* **MATERIAL PROVIDED**:
· · ·
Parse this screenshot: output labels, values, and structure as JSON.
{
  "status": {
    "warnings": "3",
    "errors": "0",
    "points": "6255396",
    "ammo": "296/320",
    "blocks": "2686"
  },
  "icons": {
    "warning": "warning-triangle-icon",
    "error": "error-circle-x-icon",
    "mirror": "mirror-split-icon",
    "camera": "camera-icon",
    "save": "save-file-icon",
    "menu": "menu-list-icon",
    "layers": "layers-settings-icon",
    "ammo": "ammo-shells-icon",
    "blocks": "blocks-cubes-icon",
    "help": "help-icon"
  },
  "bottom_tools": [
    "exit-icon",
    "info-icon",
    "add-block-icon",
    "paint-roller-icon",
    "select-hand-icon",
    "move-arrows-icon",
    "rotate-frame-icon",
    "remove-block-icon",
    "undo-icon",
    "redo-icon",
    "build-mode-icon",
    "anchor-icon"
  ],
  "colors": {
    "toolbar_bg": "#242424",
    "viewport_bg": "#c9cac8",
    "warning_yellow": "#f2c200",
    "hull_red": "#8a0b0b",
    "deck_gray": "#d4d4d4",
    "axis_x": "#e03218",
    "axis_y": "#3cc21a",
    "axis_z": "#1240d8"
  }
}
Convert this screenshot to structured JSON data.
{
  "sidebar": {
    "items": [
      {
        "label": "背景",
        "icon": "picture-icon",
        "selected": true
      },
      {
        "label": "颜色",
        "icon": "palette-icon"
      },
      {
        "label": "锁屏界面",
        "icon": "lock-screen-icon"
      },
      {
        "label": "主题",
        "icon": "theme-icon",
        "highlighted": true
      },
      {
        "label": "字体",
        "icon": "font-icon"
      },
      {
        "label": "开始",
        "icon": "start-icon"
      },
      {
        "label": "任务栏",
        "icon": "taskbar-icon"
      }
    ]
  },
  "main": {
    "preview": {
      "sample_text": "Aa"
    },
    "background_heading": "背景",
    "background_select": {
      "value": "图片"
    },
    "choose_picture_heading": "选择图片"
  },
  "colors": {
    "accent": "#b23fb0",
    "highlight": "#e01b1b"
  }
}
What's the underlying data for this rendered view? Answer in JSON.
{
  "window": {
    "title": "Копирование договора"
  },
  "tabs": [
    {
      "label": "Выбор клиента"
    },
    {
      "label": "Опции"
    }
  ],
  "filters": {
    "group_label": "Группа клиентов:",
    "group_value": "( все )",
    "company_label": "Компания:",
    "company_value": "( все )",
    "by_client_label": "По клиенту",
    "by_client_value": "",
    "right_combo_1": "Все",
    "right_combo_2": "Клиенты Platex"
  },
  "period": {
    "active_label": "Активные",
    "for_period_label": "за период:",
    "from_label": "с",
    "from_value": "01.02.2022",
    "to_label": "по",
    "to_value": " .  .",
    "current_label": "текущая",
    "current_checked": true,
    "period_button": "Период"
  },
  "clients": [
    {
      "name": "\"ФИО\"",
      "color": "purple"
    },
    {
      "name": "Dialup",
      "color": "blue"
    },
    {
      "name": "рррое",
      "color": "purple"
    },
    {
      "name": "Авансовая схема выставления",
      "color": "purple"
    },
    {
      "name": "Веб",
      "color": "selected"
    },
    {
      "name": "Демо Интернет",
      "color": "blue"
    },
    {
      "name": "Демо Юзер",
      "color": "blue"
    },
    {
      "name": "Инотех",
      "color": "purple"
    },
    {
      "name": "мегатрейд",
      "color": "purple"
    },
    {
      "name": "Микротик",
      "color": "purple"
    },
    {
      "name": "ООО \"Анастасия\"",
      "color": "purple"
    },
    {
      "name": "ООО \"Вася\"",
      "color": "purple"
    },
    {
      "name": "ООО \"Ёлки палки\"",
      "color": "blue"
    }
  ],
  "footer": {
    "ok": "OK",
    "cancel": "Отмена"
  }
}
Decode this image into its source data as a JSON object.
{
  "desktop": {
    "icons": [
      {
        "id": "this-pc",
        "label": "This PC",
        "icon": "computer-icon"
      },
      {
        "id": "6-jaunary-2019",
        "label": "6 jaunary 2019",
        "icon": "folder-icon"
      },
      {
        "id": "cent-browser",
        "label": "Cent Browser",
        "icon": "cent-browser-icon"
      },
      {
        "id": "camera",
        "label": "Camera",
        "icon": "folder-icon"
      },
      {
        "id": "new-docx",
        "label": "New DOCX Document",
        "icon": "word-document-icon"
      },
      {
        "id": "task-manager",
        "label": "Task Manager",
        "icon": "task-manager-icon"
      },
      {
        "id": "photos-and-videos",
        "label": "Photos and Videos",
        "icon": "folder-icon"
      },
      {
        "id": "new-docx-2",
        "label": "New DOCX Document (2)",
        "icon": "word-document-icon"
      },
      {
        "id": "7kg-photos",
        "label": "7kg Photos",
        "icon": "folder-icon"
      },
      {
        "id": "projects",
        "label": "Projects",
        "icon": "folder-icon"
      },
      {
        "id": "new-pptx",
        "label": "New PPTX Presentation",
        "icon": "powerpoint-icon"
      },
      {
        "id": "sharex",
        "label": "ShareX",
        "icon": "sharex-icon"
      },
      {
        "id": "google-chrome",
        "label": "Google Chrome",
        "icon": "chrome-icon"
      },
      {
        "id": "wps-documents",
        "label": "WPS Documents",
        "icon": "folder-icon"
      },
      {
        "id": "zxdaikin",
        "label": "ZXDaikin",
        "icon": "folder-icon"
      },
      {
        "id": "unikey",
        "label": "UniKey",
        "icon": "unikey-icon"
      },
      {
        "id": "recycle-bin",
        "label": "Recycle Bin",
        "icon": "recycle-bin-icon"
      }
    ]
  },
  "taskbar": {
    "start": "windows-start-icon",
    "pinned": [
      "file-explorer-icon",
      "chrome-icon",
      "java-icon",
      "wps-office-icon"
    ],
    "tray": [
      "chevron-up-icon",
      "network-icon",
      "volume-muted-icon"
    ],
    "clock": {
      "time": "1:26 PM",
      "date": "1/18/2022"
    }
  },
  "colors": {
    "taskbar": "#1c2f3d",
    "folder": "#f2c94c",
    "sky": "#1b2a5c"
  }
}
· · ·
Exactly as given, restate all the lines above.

Parse this screenshot: output labels, values, and structure as JSON.
{
  "status": {
    "warnings": "3",
    "errors": "0",
    "points": "6255396",
    "ammo": "296/320",
    "blocks": "2686"
  },
  "icons": {
    "warning": "warning-triangle-icon",
    "error": "error-circle-x-icon",
    "mirror": "mirror-split-icon",
    "camera": "camera-icon",
    "save": "save-file-icon",
    "menu": "menu-list-icon",
    "layers": "layers-settings-icon",
    "ammo": "ammo-shells-icon",
    "blocks": "blocks-cubes-icon",
    "help": "help-icon"
  },
  "bottom_tools": [
    "exit-icon",
    "info-icon",
    "add-block-icon",
    "paint-roller-icon",
    "select-hand-icon",
    "move-arrows-icon",
    "rotate-frame-icon",
    "remove-block-icon",
    "undo-icon",
    "redo-icon",
    "build-mode-icon",
    "anchor-icon"
  ],
  "colors": {
    "toolbar_bg": "#242424",
    "viewport_bg": "#c9cac8",
    "warning_yellow": "#f2c200",
    "hull_red": "#8a0b0b",
    "deck_gray": "#d4d4d4",
    "axis_x": "#e03218",
    "axis_y": "#3cc21a",
    "axis_z": "#1240d8"
  }
}
Convert this screenshot to structured JSON data.
{
  "sidebar": {
    "items": [
      {
        "label": "背景",
        "icon": "picture-icon",
        "selected": true
      },
      {
        "label": "颜色",
        "icon": "palette-icon"
      },
      {
        "label": "锁屏界面",
        "icon": "lock-screen-icon"
      },
      {
        "label": "主题",
        "icon": "theme-icon",
        "highlighted": true
      },
      {
        "label": "字体",
        "icon": "font-icon"
      },
      {
        "label": "开始",
        "icon": "start-icon"
      },
      {
        "label": "任务栏",
        "icon": "taskbar-icon"
      }
    ]
  },
  "main": {
    "preview": {
      "sample_text": "Aa"
    },
    "background_heading": "背景",
    "background_select": {
      "value": "图片"
    },
    "choose_picture_heading": "选择图片"
  },
  "colors": {
    "accent": "#b23fb0",
    "highlight": "#e01b1b"
  }
}
What's the underlying data for this rendered view? Answer in JSON.
{
  "window": {
    "title": "Копирование договора"
  },
  "tabs": [
    {
      "label": "Выбор клиента"
    },
    {
      "label": "Опции"
    }
  ],
  "filters": {
    "group_label": "Группа клиентов:",
    "group_value": "( все )",
    "company_label": "Компания:",
    "company_value": "( все )",
    "by_client_label": "По клиенту",
    "by_client_value": "",
    "right_combo_1": "Все",
    "right_combo_2": "Клиенты Platex"
  },
  "period": {
    "active_label": "Активные",
    "for_period_label": "за период:",
    "from_label": "с",
    "from_value": "01.02.2022",
    "to_label": "по",
    "to_value": " .  .",
    "current_label": "текущая",
    "current_checked": true,
    "period_button": "Период"
  },
  "clients": [
    {
      "name": "\"ФИО\"",
      "color": "purple"
    },
    {
      "name": "Dialup",
      "color": "blue"
    },
    {
      "name": "рррое",
      "color": "purple"
    },
    {
      "name": "Авансовая схема выставления",
      "color": "purple"
    },
    {
      "name": "Веб",
      "color": "selected"
    },
    {
      "name": "Демо Интернет",
      "color": "blue"
    },
    {
      "name": "Демо Юзер",
      "color": "blue"
    },
    {
      "name": "Инотех",
      "color": "purple"
    },
    {
      "name": "мегатрейд",
      "color": "purple"
    },
    {
      "name": "Микротик",
      "color": "purple"
    },
    {
      "name": "ООО \"Анастасия\"",
      "color": "purple"
    },
    {
      "name": "ООО \"Вася\"",
      "color": "purple"
    },
    {
      "name": "ООО \"Ёлки палки\"",
      "color": "blue"
    }
  ],
  "footer": {
    "ok": "OK",
    "cancel": "Отмена"
  }
}
Decode this image into its source data as a JSON object.
{
  "desktop": {
    "icons": [
      {
        "id": "this-pc",
        "label": "This PC",
        "icon": "computer-icon"
      },
      {
        "id": "6-jaunary-2019",
        "label": "6 jaunary 2019",
        "icon": "folder-icon"
      },
      {
        "id": "cent-browser",
        "label": "Cent Browser",
        "icon": "cent-browser-icon"
      },
      {
        "id": "camera",
        "label": "Camera",
        "icon": "folder-icon"
      },
      {
        "id": "new-docx",
        "label": "New DOCX Document",
        "icon": "word-document-icon"
      },
      {
        "id": "task-manager",
        "label": "Task Manager",
        "icon": "task-manager-icon"
      },
      {
        "id": "photos-and-videos",
        "label": "Photos and Videos",
        "icon": "folder-icon"
      },
      {
        "id": "new-docx-2",
        "label": "New DOCX Document (2)",
        "icon": "word-document-icon"
      },
      {
        "id": "7kg-photos",
        "label": "7kg Photos",
        "icon": "folder-icon"
      },
      {
        "id": "projects",
        "label": "Projects",
        "icon": "folder-icon"
      },
      {
        "id": "new-pptx",
        "label": "New PPTX Presentation",
        "icon": "powerpoint-icon"
      },
      {
        "id": "sharex",
        "label": "ShareX",
        "icon": "sharex-icon"
      },
      {
        "id": "google-chrome",
        "label": "Google Chrome",
        "icon": "chrome-icon"
      },
      {
        "id": "wps-documents",
        "label": "WPS Documents",
        "icon": "folder-icon"
      },
      {
        "id": "zxdaikin",
        "label": "ZXDaikin",
        "icon": "folder-icon"
      },
      {
        "id": "unikey",
        "label": "UniKey",
        "icon": "unikey-icon"
      },
      {
        "id": "recycle-bin",
        "label": "Recycle Bin",
        "icon": "recycle-bin-icon"
      }
    ]
  },
  "taskbar": {
    "start": "windows-start-icon",
    "pinned": [
      "file-explorer-icon",
      "chrome-icon",
      "java-icon",
      "wps-office-icon"
    ],
    "tray": [
      "chevron-up-icon",
      "network-icon",
      "volume-muted-icon"
    ],
    "clock": {
      "time": "1:26 PM",
      "date": "1/18/2022"
    }
  },
  "colors": {
    "taskbar": "#1c2f3d",
    "folder": "#f2c94c",
    "sky": "#1b2a5c"
  }
}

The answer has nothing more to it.